Cash flow is King! Net worth is awesome, don’t get me wrong, but if it’s not providing an income, it doesn’t really help you reach financial independence. I’m on a mission to get $100,000 flowing into my life from sources other than my employer. When and how I turn on this cash flow can have a big impact on how long it takes me to reach financial independence.

Cash flow comes with a price while one is still working and producing an income. The higher the income, the higher the price. I will likely be in the 33% marginal tax bracket for 2017, so for every additional dollar that I make of regular income, the most I will get is $0.66. My income will be over $75,900 (married filing jointly) and very likely below $470,700, so any qualified dividends that I receive will be taxed at 15%, so I’ll get $0.85 for every dollar earned in that realm.

For this post, I am going to refer to cash flow in two distinct categories, active and passive. Active cash flow is anything that is produced from activities that I am undertaking, like working at my job, writing this blog, or any type of side hustle. Passive cash flow is income that is produced by my assets, like stock dividends, ereit dividends, rental income, etc.

While I’m still working a full time job, my goals are to increase my active cash flow as much as possible, while decreasing my passive cash flow to as close to $0 as possible.

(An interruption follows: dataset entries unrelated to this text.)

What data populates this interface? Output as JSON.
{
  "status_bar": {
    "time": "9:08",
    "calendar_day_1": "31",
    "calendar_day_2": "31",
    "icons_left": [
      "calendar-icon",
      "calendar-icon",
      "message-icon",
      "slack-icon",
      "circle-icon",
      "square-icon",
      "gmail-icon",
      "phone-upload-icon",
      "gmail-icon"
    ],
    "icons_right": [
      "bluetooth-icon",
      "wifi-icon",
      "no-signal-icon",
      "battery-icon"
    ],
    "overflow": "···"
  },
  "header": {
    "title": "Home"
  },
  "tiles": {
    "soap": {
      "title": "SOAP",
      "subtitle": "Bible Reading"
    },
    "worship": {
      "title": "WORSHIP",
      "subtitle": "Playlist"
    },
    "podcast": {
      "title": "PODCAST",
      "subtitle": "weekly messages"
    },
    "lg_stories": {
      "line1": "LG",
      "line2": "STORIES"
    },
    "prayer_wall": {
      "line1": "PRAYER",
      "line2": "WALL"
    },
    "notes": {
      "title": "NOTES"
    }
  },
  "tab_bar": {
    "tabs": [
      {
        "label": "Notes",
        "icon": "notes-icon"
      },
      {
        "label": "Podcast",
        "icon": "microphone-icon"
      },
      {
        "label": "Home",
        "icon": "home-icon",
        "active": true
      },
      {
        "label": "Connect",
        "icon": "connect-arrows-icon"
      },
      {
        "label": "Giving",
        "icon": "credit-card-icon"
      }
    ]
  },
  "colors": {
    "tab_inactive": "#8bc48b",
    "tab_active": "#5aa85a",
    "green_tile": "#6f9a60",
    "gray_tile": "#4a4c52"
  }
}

This does not mean that I don’t want my assets to grow, it means that I want them to grow without the IRS considering the growth as a taxable event.

While 33% is a big number to pay on active income dollars, it is what it is and I’ll pay that 33% all day long if it means I’m adding more dollars to my net worth. I’d much rather put $0.67 to work for me in investments than $0, which is what I’ll have if I don’t earn that dollar in the first place. Additional active income is always welcome at my house.

So if I’m willing to pay the 33%, it would seem logical that I’m also willing to pay the 15% on passive income, like dividends. Wrong!

I am much more concerned about paying taxes on my passive cash flow.

I’m greedy, I want every single dollar that I’ve invested to stay put, compounding returns over time. If I realize investment gains, it’s a taxable event, and I’m required to give some of those dollars to Uncle Sam, which means that they are done working for me forever. Why pay taxes on gains until I need them to live off of? I’m trying to get as much of my passive growth as possible into vehicles that will shield the gains from being realized until I need to use the money to live off of.

For example, let’s look at two different stock investment scenarios. If I buy high yield dividend stocks in my non-retirement (taxable) accounts, I automatically lose at least 15% of those dividends when tax time rolls around. So, say I put $100,000 into AT&T, which currently pays a 5% dividend which equates to $5,000 a year on the $100,000. After paying the 15% tax of $750, I only get to keep, or reinvest, $4,250 of that $5,000. This essentially turns into a fee of .75% per year, which is no bueno. We all know how bad a fee like that will inhibit progress over time.

Let’s say that on the same day as I bought the AT&T stock, I also put that $100,000 into a stock that paid no dividends. I will realize no taxable gains until I sell that stock, meaning that if this stock and AT&T had an identical 8% rate of return over the next 5 years, I’m better off in the stock that does not incur the .75% “fee” that comes with the dividend payout.

Here’s a breakdown of the numbers over 5 years:
Initial investment of $100,00
AT&T Stock: 5% qualified dividend

Taxes*: $5,427.95

Ending balance: $141,504.86
Stock that pays no dividend

Taxes: $0

Ending balance: $146,932.81
Difference 3.69%
It gets worse over time, here is the breakdown over 10 years
Initial investment: $100,000
AT&T Stock: 5% qualified dividend

Taxes* : $15,656.25

Ending balance: $200,236.25
No dividend

Taxes: $0

Ending balance: $215,892.50
Difference: 7.25%
It gets way worse over a longer time, here is the breakdown over 20 years
Initial investment: $100,000
AT&T Stock: 5% qualified dividend

Taxes* : $65,150.15

Ending balance: $400,945.57
No dividend

Taxes: $0

Ending balance: $466,095.71
Difference: 13.98%
* I’m including the opportunity cost in this as well as taxes, all scenarios assume a 15% capital gains tax rate.

Wow, that’s a pretty big hit!

Obviously, this scenario is controlled so that the performance of each stock was identical. The odds of that happening are slim, and unless you are an experienced investor, I highly encourage you to buy low cost ETFs or market index funds, not individual stocks. The same principles will apply to a high yielding fund vs a low yielding fund.

Another key point is that this scenario is only relevant for any taxable accounts. Dividends that you receive in tax shielded retirement accounts, like Roth or standard IRAs, and 401Ks will not be taxable until much further down the road, if at all.

As I get closer to retiring from my full time job and entering a much lower tax bracket, I will start to turn on the passive cash flow faucets. Until then I’m going to avoid high yielding dividend stocks in my taxable accounts.